“S&M” – How a song about bondage and masochism reached the top of the radio airplay charts remains puzzling. Suffice it to say, someone will find references to whips and chains a little jarring, if not downright unacceptable. Doesn’t pass the test.
“Rude Boy” – Maybe I’m partial to this song because I come from a Caribbean family. Many agree that Rihanna is at her best when she references her Bajan roots, sings with a lilt and gives a little slow wind. “Rude Boy” is the most successful among her reggae-influenced songs, and its over-sexiness is tempered by a feel-good dance beat. We’ll say it passes the test.

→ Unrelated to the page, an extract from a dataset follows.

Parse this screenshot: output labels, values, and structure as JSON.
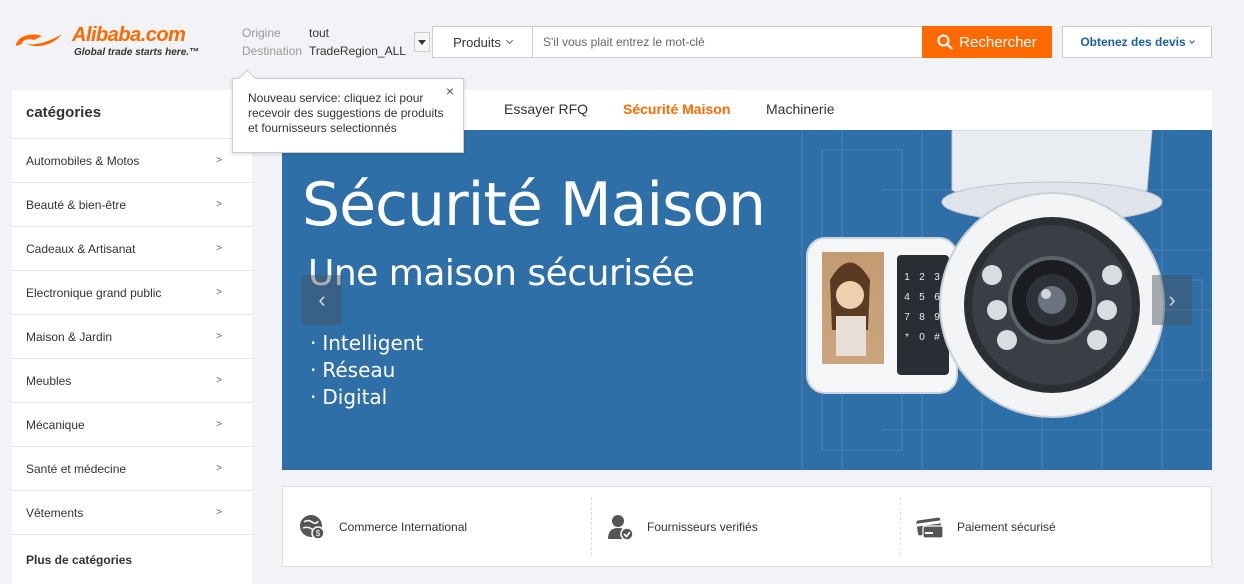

“Only Girl (In The World)” – Here, Rihanna steps into the electrodance arena and delivers a song that belongs in the club just as much as it belongs in a late-evening reception. It’s very “dancey” and not terribly suggestive, making it friendly for family audiences of the future. Passes the Wedding Reception Test.
“We Found Love” – This one is a no-brainer. It was hard to escape this song last year, and no matter where you were, the thumping electronic beat and anthem-like hook triggered involuntary dancing. Plus, the hopeful lyrics make it a feel-good, jump-around track (even if the accompanying video could be, at times, unsettling). Not only does “We Found Love” pass our Imaginary Wedding Reception Test, but it’s also one of the few Rihanna songs that will undeniably endure well into the future.
All music isn’t ‘timeless’
It’s not entirely fair to expect Rihanna’s music to become timeless — it is, after all, called “pop” music for a reason.
But since pop music does reflect our tastes and sensibility of any given time, here’s to hoping that 20 years from now, Rihanna’s greatest hits will elicit more nostalgia than embarrassment.
Because, let’s be honest — we still have to grapple with the fact that our number one hit in 1997 was Will Smith’s “Men In Black.”
You can find Veronica Miller musing and ranting on Twitter @veronicamarche.